“Romeo and Juliet is a story about two really unlikely young people who aren’t drawn to each other because they should be, but because they can’t help it,” says Andrea Donaldson, who’s directing Shakespeare in the Ruff’s upcoming production of one of the English language’s most famous tragedies.
This year, Shakespeare in the Ruff is taking a new approach to the star-crossed lovers: Romeo and Juliet will both be played by women.
Vivien Endicott-Douglas, who was in Coal Mine’s production of Killer Joe this spring, plays Romeo. She stars opposite Kaitlyn Riordan, a founding member of the company who’s played Sylvia in Two Gents and Imogen in Cymbeline’s Reign.

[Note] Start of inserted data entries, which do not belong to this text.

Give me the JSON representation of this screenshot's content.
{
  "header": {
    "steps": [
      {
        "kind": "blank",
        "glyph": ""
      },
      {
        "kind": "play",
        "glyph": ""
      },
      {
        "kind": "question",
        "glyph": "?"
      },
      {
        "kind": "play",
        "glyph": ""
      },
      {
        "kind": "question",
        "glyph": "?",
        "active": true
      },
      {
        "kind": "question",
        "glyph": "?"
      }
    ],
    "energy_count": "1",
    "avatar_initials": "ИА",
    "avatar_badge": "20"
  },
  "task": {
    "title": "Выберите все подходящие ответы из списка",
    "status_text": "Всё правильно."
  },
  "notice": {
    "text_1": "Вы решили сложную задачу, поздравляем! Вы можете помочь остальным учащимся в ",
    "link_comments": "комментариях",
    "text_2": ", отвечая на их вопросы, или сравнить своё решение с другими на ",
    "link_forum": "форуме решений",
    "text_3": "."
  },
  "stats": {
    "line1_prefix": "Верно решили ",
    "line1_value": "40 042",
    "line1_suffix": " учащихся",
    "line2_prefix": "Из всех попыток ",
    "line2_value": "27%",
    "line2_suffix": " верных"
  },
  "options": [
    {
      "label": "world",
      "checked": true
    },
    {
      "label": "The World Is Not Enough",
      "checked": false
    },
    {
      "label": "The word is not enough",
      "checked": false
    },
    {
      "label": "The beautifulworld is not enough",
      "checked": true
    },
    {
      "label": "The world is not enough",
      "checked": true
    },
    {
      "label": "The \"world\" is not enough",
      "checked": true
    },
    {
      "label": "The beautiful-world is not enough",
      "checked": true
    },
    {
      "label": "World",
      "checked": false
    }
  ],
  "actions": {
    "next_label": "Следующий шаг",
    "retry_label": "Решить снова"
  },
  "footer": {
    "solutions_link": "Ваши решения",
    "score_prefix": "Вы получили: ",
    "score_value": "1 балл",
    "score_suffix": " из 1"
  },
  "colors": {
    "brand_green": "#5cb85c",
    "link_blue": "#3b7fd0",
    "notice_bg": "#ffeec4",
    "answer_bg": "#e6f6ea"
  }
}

Rounding out the largely female cast is Andrea Davis as the Prince, Wayne Burns as Benvolio/Balthasar, Philippa Domville as Capulet, Richard Lee as Tybalt/Friar, Brendan McMurtry-Howlett as Mercutio/Paris, and Ellora Patnaik as Montague/Nurse.
Set and costume design is by Jenna McCutchen, with lighting designed by Andre du Toit. Rose Napoli is the assistant director.
Donaldson is looking forward to bringing the characters to life in a new and vital way. “There’s an inexplicable force that’s connecting the two of them that doesn’t make sense in their world,” she says. “I think that that’s truly what love is, the force of love, the power of love, and the power of healing that love can have.”
The show will be on Sunday through Tuesday at Withrow Park in Toronto’s East End, from August 16 to September 4. For more information, click here.
Fun facts! Here is the cast’s favourite Shakespeare in the park experience.
I went to see My Co-Mates and Brothers in Exile with my parents and sister in Walter Saunders Memorial Park. The performers engaged the local audience with great energy and it was moving to connect with people as we wandered through the park and witnessed the story unfold. It felt like we were all sharing such a rare community experience!
Every night during Ruff’s first season, in 2012, experiencing the nights getting shorter and the audiences getting bigger as we marvelled at having actually gotten Two Gents off the ground.
Ruff’s Macbeth, hands down.
Performing on the brink of a thunderstorm with wind raging around us as we approached the final scene. It was incredible just to have that ambience surround us.
The sense of awe, gratitude, and occasionally true horror I experienced performing Lady Macbeth’s mad scene with an audience of over a thousand in late August under the stars.
Experiencing Shakespeare with a starry sky above and the warm summer earth beneath. Just need some comfort food and I'm off!
Watching Diane D’Aquila make the earth stand still in Withrow Park with her curse in Richard III (2013). I swear you could hear a pin drop on the Danforth in that moment.
Playing Blanche in King John in Withrow Park and for the first time experiencing Shakespeare’s words carrying my performance like a powerful and invisible guide. It’s a feeling I will never forget.